Employers More Confident of Continuing Health Care Coverage in 2014, Survey Finds
By Sean Forbes
More than two-thirds of employers with a health care plan indicated in a March survey that they will continue to offer coverage for all full-time employees in 2014, a big jump from last year, the International Foundation of Employee Benefit Plans said May 16.
The percentage of single employers that currently have plans that said they “definitely will” continue to offer coverage next year–when the health care exchanges and the employer shared-responsibility requirements under the Affordable Care Act go into effect–jumped more than 20 points, from 46.2 percent in 2012 to 68.5 percent this year, according to the results of the IFEBP survey.
An additional 25 percent of employers said they are “very likely” to continue offering coverage, IFEBP said in the survey report, 2013 Employer-Sponsored Health Care: ACA’s Impact. The share of employers that said they were “somewhat likely,” “somewhat unlikely,” or “very unlikely” to continue coverage or “definitely won’t” continue coverage also dropped, but “it seems from the data that more respondents are making up their mind to continue coverage,” Brenda Hofmann, senior communications associate at IFEBP, told BNA May 16. “More respondents moved from the other choices to ‘definitely will’ continue coverage,” she said.

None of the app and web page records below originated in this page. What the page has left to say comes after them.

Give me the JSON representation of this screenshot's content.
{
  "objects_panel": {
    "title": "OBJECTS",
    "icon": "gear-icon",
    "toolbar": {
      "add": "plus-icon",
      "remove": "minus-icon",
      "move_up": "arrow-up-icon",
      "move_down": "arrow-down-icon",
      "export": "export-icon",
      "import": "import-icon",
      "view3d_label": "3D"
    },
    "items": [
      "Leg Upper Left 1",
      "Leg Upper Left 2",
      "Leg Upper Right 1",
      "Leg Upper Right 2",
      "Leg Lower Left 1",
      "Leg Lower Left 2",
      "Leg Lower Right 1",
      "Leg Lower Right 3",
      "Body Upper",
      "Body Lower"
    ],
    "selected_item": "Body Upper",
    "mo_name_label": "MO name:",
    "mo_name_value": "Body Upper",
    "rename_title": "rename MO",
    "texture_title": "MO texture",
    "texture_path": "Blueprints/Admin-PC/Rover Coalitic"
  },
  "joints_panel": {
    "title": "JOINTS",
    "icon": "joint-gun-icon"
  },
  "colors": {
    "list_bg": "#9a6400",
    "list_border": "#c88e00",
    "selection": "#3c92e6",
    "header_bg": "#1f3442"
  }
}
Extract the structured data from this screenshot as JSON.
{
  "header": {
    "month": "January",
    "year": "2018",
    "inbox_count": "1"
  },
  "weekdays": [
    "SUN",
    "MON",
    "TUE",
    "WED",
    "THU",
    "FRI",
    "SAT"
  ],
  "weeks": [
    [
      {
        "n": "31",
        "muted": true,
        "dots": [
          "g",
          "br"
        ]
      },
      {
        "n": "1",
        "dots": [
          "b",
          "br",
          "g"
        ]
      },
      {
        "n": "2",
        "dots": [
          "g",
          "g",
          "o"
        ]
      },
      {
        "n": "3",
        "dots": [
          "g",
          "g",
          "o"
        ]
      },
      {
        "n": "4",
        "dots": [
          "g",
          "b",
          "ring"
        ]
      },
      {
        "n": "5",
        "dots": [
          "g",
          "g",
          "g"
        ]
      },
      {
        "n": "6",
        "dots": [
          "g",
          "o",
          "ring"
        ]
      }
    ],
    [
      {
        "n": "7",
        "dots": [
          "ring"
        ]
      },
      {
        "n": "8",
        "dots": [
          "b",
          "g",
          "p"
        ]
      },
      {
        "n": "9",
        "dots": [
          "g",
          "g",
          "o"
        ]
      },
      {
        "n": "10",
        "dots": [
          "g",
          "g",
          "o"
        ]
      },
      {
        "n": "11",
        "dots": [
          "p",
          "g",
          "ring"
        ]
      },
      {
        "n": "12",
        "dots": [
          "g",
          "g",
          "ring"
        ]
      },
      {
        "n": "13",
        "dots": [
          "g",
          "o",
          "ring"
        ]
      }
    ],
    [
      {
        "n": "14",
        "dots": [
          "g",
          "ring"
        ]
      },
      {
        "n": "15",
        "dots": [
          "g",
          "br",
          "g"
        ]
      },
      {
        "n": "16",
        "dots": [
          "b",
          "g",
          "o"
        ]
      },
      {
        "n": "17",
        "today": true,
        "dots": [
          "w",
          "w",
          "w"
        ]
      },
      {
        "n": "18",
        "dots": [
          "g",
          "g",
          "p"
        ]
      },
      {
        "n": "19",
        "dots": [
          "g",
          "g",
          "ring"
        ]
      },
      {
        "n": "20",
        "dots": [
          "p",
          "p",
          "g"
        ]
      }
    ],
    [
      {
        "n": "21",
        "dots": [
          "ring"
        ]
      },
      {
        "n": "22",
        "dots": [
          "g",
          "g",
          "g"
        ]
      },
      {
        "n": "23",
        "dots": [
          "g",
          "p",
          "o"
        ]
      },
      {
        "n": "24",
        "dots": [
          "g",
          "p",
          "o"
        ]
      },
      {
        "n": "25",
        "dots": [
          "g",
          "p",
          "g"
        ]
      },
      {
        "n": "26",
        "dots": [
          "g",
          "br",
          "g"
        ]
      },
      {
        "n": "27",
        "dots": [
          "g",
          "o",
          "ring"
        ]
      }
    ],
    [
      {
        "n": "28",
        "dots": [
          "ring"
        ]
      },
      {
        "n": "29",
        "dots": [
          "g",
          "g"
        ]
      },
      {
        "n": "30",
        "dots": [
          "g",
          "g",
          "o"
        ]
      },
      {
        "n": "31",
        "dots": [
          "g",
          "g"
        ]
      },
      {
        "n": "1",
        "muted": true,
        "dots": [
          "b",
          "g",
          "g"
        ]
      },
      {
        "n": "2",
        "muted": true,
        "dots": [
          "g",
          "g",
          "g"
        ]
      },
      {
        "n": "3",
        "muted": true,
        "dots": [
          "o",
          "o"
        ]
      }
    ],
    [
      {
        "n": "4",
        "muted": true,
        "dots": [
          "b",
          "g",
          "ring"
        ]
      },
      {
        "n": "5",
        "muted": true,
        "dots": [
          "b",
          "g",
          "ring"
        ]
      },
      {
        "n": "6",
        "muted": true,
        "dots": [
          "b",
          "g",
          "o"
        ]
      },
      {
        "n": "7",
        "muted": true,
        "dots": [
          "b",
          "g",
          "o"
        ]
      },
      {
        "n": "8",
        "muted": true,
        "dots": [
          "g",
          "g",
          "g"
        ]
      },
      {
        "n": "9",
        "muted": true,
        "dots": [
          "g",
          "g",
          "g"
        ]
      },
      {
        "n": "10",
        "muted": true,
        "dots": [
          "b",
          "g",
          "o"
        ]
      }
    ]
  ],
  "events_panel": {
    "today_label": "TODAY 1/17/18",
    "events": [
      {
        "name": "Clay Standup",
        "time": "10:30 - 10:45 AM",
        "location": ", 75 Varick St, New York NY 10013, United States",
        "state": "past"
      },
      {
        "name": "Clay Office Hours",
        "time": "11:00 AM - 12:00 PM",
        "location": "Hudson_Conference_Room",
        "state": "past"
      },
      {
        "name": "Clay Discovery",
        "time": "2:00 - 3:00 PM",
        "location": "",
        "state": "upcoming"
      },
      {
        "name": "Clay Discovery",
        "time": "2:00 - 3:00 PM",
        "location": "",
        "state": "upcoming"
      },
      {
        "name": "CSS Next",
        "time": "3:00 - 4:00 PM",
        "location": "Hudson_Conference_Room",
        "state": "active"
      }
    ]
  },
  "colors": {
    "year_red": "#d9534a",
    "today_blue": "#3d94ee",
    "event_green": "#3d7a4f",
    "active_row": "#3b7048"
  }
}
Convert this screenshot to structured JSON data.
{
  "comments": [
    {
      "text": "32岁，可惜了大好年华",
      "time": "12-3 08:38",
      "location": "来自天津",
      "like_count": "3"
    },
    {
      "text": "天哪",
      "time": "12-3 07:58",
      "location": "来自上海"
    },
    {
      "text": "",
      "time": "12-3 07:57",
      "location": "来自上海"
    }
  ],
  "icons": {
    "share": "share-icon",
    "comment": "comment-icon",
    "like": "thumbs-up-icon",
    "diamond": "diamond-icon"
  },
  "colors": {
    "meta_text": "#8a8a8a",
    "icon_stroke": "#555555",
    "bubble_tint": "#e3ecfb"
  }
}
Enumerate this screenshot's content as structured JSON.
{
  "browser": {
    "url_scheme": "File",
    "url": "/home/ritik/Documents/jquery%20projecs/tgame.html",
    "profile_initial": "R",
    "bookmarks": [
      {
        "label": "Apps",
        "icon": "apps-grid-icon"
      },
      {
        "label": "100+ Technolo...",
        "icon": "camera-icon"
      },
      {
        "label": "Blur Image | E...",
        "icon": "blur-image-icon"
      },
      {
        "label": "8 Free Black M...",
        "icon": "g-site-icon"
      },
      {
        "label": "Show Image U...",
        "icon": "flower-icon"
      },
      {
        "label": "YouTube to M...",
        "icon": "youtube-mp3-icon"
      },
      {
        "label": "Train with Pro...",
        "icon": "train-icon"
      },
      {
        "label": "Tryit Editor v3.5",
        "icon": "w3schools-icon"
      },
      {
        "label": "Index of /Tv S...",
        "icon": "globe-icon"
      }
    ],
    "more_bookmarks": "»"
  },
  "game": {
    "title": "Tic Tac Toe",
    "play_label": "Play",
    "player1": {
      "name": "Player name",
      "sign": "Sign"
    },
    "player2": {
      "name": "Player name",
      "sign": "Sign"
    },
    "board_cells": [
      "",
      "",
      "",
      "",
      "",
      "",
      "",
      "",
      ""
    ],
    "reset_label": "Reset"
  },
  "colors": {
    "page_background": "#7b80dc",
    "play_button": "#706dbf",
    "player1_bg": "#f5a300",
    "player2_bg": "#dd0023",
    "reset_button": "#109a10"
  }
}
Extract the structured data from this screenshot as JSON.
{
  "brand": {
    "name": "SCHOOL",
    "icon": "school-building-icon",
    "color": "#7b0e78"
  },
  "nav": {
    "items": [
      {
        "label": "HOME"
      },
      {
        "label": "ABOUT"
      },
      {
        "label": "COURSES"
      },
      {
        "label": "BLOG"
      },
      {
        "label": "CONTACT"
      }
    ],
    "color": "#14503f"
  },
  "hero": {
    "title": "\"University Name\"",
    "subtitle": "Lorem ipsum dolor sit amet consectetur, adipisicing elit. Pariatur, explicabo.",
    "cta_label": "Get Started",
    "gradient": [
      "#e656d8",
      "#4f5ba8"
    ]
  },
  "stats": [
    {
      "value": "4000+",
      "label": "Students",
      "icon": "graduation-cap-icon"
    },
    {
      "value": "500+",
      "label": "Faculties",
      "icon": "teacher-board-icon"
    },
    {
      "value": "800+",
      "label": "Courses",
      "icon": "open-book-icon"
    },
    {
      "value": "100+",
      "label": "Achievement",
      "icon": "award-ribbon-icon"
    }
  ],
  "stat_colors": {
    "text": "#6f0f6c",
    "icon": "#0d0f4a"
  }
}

“What’s going on is that employers are now seriously talking to their benefits consultants, their human resources executives, and others about implementing” ACA’s provisions, Timothy S. Jost, a law professor at Washington and Lee University in Lexington, Va., told BNA May 17.
IFEBP also broke out the employers by size to track the likelihood of continuing coverage. The greatest size differentiation occurred among employers with 50 or fewer employees, with none saying they definitely would not continue coverage and 60.8 percent saying they definitely would do so. Only 3.1 percent said they were very unlikely to continue coverage, 5.2 percent somewhat likely, and 23.7 very likely.
The employers that said they would continue to offer coverage cited two main reasons for doing so: to retain current employees (70.3 percent) and to attract future talent (65 percent), according to the survey report. Another 37.9 percent said that maintaining and increasing employee satisfaction and loyalty was a driving reason to continue coverage.
IFEBP received 966 responses from human resources and benefits professionals, as well as industry experts, mostly representing employers that currently offer health benefits. The employers were drawn from the databases of IFEBP and the International Society of Certified Employee Benefit Specialists.
The IFEBP survey report is at http://www.ifebp.org/Resources/Research/empsponsoredhcimpact13.htm.